How to complete this task:
A verbatim reproduction of the following listing is required; omit the pictures.

Input:
════════════════════
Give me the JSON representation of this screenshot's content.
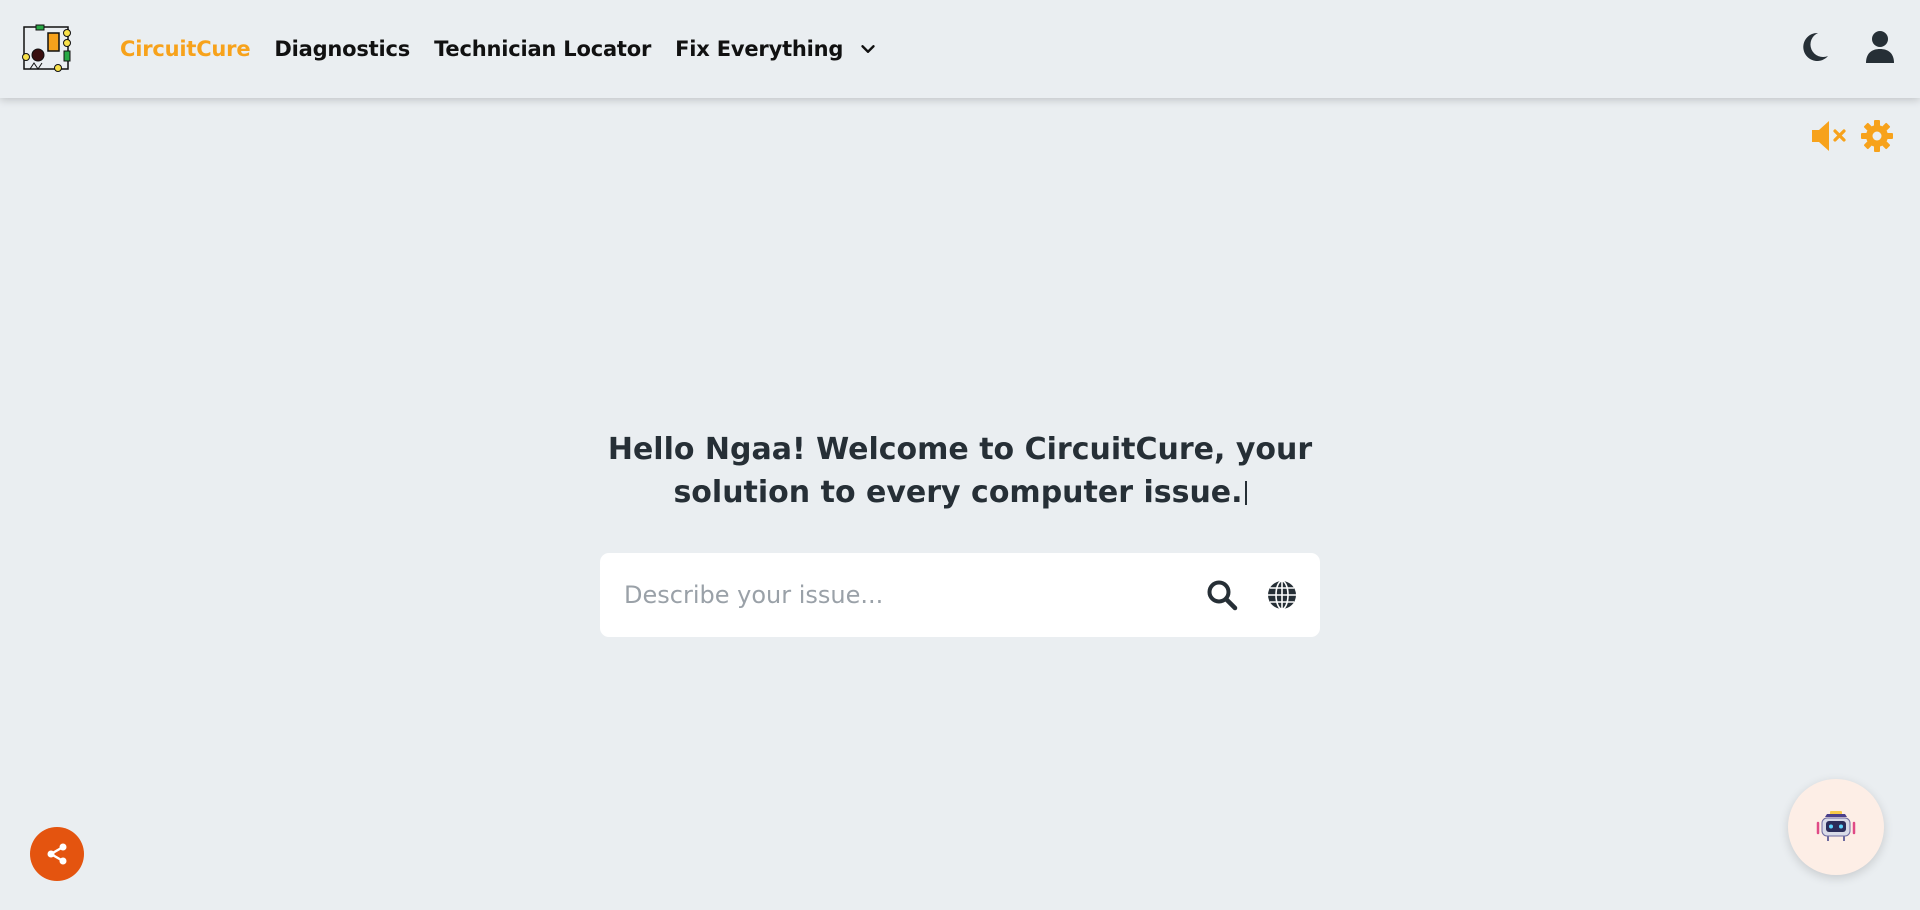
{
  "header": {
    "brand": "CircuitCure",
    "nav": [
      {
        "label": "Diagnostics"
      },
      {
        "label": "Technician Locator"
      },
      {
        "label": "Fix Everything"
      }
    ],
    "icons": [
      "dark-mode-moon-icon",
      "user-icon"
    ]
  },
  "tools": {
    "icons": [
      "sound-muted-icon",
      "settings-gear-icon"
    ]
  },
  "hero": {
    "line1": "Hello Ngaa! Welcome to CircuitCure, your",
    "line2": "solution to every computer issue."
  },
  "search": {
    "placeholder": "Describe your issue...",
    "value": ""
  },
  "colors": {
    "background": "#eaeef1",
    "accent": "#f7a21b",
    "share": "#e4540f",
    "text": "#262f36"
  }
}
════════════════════
Expected answer:
Give me the JSON representation of this screenshot's content.
{
  "header": {
    "brand": "CircuitCure",
    "nav": [
      {
        "label": "Diagnostics"
      },
      {
        "label": "Technician Locator"
      },
      {
        "label": "Fix Everything"
      }
    ],
    "icons": [
      "dark-mode-moon-icon",
      "user-icon"
    ]
  },
  "tools": {
    "icons": [
      "sound-muted-icon",
      "settings-gear-icon"
    ]
  },
  "hero": {
    "line1": "Hello Ngaa! Welcome to CircuitCure, your",
    "line2": "solution to every computer issue."
  },
  "search": {
    "placeholder": "Describe your issue...",
    "value": ""
  },
  "colors": {
    "background": "#eaeef1",
    "accent": "#f7a21b",
    "share": "#e4540f",
    "text": "#262f36"
  }
}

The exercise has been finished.